Fishing The Rapids 1 Bear 3 Fish One piece Soapstone
Favorite Fishing Hole 2 Bears 6 Fish 1 Piece soapstone
I would rather see bears catching and eating fish then doing anything that smacks of being a human behaviour. I have captured bears in people positions but not for today’s post.
This came to mind as there have been a lot of sightings in the past little while of bears in suburban BC.
While it happens from time to time especially with the smell of food (people food smells like food just like the forest and stream food smells like food), lately there have been a lot of bears mingling in urban landscapes. Forest fires, funky weather and human encroachment on what was wilderness each play a part .
I have carved political statements in the past about my thoughts on global warming and shrinking habitats but, today is a Monday and I think the appropriate carvings for a Monday are fishing ones.
These three carving of bears with their fish are one full piece of stone. The bear is not a separate carving to the water or the fish. Texturing the stone in such a wave to get the froth of the water and carving in lines to give the hint of the path of the stream make these special to me.
Soapstone lends itself to the suggestion of moving water and there was no need to have the fish be a different colour then the bear.
I have carved pieces before where I made the fish or the base separately but for this Monday we’re keeping it simple.

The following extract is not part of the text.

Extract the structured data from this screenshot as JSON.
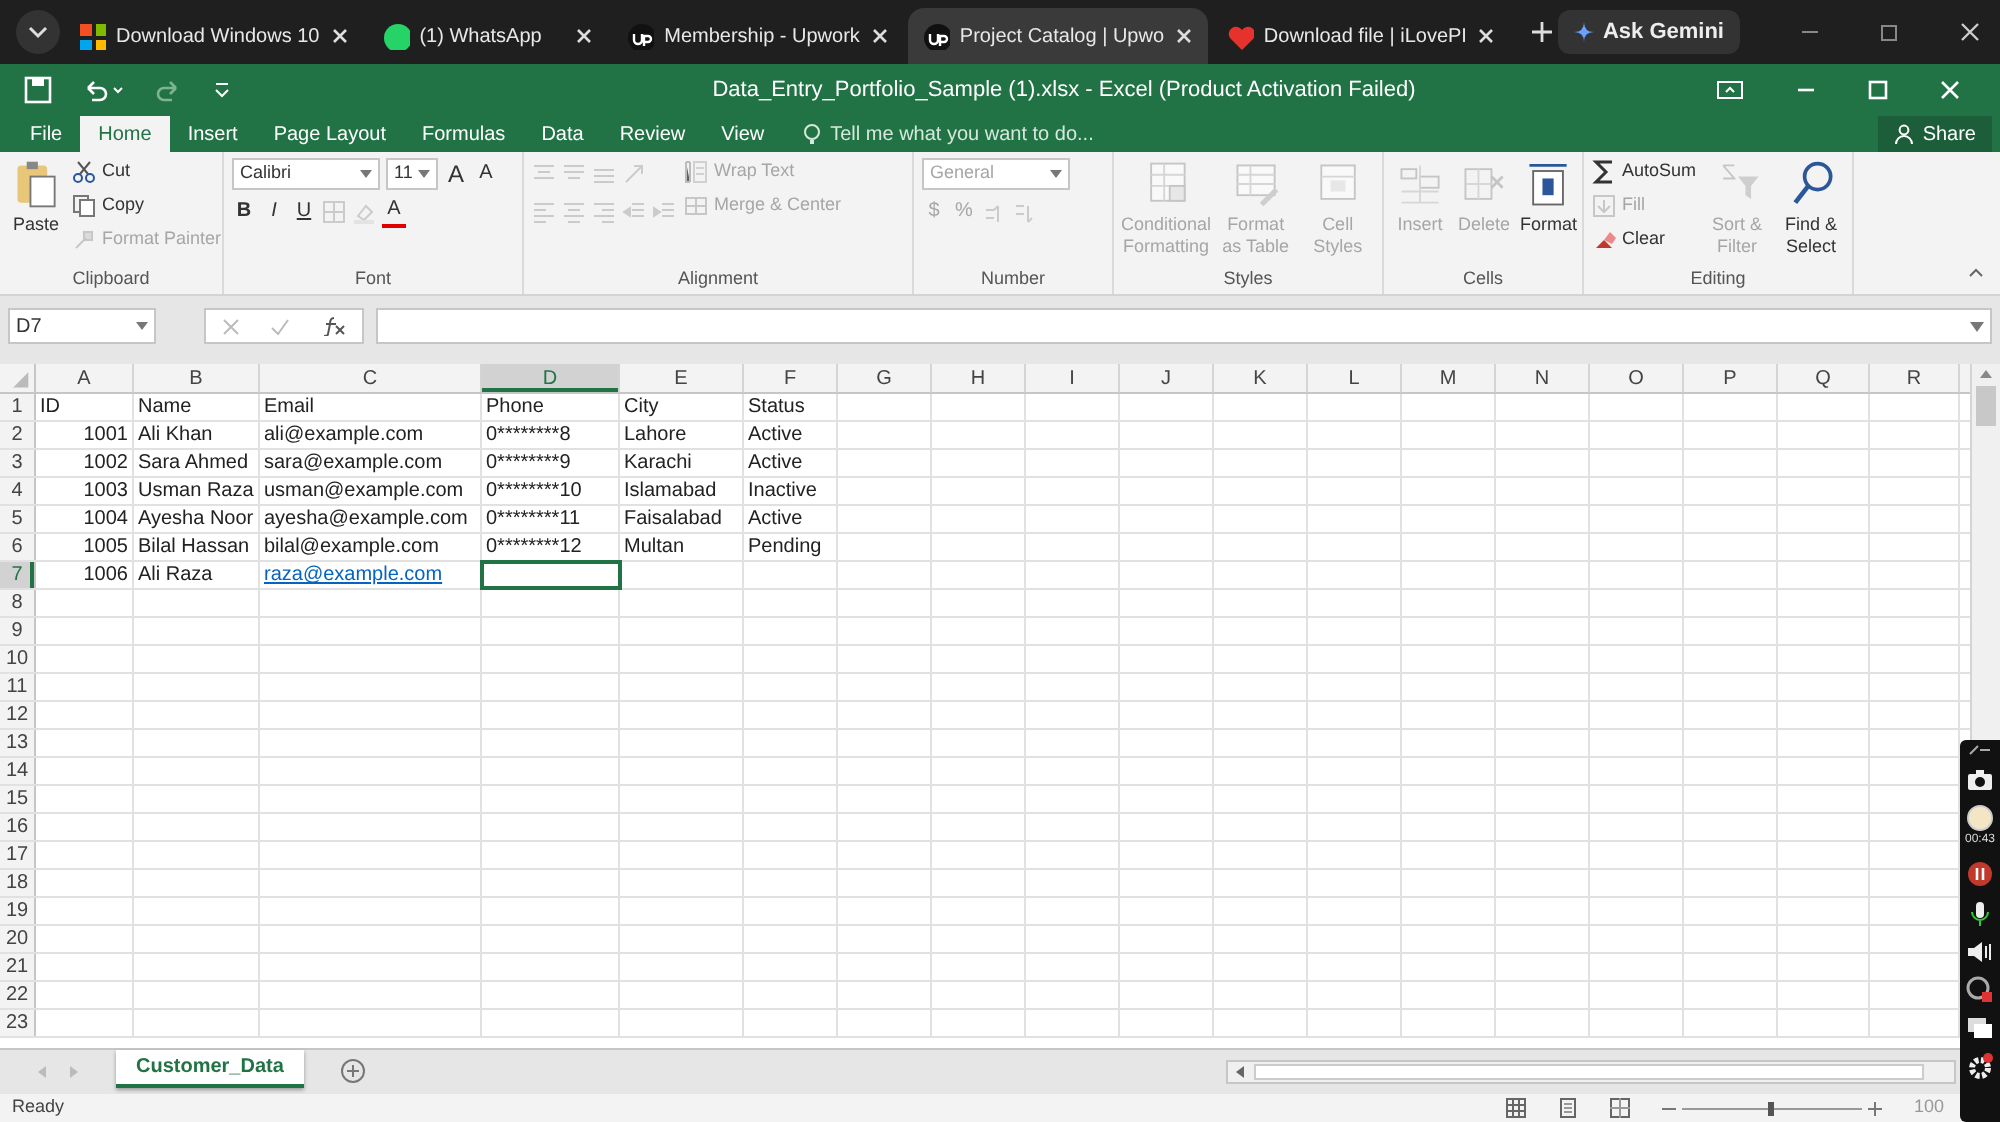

There are times when a person is making art, creating art, dreaming about art.. that one focus keeps popping up.
No matter what you do, something reminds you of that one thing.
This happened to me with turtles.
I was commissioned to carve a turtle , actually ; a collage with a turtle and a snake . The carving was a gift or a University Professor whose actual expertise was a certain type of turtle and a certain local snake.
There is pressure involved in this type of commission. Putting in a lot of time researching is essential to success. The carver has to maintain focus on what the client wants.
If the turtle head was the wrong shape or the tail was not correct, it was going to be a disappointment. Every dimension needed to be planned out.
It all worked out very well and the students giving the gift were pleased and so was the recipient .
But, for weeks and maybe for months after I was thinking of turtles and carving turtles and seeing turtles cross the road near my house.
As an artist, when you see something in the rock it has to come out. Boulders into bears but also into turtles.
A few years ago soapstone was all the rage in home decor.
There were soapstone counters, sinks, soapstone bowls, fireplaces, whisky cubes you name it. Soapstone as the new granite, the new marble,.. just plain new to the home decor industry.
As any A personality will tell you, my thought after the initial – ‘not a bad idea there are so many great properties to soapstone ‘ was
I can do that.
So I did.
I carved a sink and the base for a faucet.
It is very nice if I say so myself and makes a person picture the water swirling around the bowl. At first I thought dry sink (no hole for the drainage) but in this day and age I am not sure how useful (no matter how pretty that would be) so I out in a hole for drainage bought the hardware for the taps.
I am not sure how many people would think that a carver of bears would be the maker of a sink.
There are action heroes and heroines in capes and costumes.
While I appreciate these girls and gals and their exploits , my carvings tend to be an ode to Action Bears.
Action Bears are in action when they are not eating, sleeping or nuzzling their babies to be sure.
What powerful action heroes they are.
The power and the majesty that they possess and show over with nary a care if we notice. To watch bears in action, I just can’t get enough of the Nature shows, and going into nature to peep at the bears if possible. I print off pictures from the world wide web and am on the lookout for anyone that wants to share their bear sightings.
The carvings posted below are all bears in action.
Moving, swimming, stalking. The power of their muscles and the way they turn their heads to survey their surroundings truly a site to be seen.
These action types don’t need the glitz and glam they have the muscle and movement to get the job done.